## EXERCISE
Gather all lines in the entries below that include the word "Freeze".
──────── SOURCE MATERIAL
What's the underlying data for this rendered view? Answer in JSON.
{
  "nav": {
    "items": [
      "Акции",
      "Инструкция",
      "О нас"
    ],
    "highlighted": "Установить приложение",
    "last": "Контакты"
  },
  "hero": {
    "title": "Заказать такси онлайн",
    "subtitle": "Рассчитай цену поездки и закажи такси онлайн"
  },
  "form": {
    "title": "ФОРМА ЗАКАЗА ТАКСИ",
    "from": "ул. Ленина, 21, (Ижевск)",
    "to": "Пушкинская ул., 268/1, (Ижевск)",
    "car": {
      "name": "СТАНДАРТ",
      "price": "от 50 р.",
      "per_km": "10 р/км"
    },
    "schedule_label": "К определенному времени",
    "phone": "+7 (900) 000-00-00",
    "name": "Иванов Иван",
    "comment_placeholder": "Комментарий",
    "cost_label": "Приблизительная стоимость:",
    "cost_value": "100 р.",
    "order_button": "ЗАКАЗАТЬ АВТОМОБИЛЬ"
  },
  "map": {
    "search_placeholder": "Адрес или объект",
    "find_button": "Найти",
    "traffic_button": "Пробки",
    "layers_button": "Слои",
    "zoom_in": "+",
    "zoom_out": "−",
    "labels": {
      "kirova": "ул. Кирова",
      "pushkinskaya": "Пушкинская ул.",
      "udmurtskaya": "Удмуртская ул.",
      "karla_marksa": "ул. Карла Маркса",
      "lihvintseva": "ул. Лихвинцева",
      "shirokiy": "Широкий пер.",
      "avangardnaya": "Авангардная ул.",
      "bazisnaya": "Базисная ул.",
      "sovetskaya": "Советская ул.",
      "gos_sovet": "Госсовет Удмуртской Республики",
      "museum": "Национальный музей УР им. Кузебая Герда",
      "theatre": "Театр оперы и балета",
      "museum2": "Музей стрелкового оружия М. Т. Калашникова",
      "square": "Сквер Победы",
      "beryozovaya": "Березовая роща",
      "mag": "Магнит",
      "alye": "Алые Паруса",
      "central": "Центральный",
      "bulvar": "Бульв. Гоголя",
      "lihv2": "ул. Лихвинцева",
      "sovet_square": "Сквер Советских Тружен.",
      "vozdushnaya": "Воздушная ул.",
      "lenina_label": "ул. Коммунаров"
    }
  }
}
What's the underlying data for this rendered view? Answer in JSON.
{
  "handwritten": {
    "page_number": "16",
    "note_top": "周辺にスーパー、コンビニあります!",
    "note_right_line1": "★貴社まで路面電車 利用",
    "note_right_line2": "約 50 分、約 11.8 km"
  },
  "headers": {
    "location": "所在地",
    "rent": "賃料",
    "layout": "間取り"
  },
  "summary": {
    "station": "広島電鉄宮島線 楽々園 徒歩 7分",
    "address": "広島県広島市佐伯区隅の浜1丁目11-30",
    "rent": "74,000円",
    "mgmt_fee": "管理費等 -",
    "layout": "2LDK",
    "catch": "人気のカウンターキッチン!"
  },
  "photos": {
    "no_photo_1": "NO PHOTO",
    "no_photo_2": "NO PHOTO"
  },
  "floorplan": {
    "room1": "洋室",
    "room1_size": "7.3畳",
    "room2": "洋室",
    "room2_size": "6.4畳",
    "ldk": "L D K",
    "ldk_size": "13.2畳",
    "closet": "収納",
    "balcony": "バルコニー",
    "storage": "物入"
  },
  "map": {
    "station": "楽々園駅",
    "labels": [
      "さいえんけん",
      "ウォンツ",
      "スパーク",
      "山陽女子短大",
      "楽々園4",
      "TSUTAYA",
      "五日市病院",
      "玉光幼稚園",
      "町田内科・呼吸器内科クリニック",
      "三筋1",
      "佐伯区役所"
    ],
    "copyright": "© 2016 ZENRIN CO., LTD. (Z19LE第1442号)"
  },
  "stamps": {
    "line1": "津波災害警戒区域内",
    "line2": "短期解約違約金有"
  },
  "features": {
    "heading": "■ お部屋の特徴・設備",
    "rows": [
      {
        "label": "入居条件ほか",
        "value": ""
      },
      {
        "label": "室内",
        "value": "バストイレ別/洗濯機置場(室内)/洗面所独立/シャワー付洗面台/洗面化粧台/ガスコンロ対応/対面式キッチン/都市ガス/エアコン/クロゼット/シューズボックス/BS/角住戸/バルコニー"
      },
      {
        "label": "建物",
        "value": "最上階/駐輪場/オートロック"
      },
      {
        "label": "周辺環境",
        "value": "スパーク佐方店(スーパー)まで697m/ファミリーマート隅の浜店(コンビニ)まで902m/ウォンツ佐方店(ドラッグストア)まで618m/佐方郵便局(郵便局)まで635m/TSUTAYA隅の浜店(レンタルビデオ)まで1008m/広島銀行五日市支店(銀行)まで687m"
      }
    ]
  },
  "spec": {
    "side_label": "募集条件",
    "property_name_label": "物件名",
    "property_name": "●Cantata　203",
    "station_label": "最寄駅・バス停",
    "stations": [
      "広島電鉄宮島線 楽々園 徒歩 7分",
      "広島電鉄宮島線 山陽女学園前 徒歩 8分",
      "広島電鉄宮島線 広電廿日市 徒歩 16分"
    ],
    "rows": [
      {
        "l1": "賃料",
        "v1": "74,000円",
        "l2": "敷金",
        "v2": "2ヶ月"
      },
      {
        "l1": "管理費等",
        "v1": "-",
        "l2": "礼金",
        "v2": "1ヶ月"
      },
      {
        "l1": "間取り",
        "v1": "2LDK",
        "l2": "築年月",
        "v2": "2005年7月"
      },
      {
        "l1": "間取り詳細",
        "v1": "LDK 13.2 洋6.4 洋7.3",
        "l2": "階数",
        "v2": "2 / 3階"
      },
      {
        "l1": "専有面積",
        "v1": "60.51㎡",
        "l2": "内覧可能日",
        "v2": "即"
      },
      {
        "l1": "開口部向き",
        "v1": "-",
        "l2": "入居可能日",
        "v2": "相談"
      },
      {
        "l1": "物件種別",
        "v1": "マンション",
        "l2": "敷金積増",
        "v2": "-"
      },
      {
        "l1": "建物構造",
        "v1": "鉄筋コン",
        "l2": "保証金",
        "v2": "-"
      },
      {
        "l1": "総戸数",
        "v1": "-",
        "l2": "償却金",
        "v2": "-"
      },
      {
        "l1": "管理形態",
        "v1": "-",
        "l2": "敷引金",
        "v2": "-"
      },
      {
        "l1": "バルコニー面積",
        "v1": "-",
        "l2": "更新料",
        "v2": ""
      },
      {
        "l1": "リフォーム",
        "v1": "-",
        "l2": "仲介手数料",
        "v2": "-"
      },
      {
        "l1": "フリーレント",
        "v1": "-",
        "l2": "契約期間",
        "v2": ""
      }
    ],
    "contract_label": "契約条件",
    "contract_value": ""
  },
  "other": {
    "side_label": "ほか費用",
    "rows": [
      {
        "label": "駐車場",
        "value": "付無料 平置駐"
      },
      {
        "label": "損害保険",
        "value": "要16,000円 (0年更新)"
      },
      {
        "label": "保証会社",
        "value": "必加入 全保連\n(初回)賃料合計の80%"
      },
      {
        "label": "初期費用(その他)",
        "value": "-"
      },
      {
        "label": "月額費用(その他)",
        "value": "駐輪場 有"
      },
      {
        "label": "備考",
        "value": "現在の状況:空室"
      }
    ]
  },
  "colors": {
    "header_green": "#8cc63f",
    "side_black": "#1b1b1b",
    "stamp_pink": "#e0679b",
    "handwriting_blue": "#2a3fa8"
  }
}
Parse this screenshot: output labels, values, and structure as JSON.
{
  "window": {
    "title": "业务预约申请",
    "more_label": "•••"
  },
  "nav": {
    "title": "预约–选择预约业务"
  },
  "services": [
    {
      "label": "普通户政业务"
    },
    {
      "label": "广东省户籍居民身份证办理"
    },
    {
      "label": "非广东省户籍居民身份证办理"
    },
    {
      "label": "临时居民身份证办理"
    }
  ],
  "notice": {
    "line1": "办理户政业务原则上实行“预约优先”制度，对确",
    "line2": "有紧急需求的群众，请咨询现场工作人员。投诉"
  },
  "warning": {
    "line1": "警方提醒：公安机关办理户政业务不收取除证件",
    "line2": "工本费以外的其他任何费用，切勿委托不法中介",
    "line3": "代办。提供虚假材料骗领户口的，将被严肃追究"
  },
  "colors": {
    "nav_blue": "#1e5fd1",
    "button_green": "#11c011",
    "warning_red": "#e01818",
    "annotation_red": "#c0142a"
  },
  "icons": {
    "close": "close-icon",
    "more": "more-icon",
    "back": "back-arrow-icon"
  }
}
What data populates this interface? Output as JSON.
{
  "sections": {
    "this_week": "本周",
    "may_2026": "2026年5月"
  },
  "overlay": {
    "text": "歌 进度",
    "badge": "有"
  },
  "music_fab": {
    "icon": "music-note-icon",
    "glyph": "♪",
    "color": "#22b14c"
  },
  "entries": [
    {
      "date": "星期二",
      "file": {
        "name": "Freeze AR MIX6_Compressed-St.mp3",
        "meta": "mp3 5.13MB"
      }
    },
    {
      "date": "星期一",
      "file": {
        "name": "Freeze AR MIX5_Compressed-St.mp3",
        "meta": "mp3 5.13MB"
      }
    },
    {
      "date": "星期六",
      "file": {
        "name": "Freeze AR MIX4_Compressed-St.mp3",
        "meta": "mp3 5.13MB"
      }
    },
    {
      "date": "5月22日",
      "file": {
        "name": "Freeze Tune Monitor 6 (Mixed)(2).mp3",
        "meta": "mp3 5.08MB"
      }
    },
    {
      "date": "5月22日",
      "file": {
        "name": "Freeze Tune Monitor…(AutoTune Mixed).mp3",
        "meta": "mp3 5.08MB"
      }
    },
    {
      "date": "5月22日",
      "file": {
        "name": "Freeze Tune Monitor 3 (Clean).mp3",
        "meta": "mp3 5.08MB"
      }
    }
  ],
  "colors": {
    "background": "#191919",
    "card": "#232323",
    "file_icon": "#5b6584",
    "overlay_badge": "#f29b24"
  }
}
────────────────
## RESPONSE TO THIS TASK
        "name": "Freeze AR MIX6_Compressed-St.mp3",
        "name": "Freeze AR MIX5_Compressed-St.mp3",
        "name": "Freeze AR MIX4_Compressed-St.mp3",
        "name": "Freeze Tune Monitor 6 (Mixed)(2).mp3",
        "name": "Freeze Tune Monitor…(AutoTune Mixed).mp3",
        "name": "Freeze Tune Monitor 3 (Clean).mp3",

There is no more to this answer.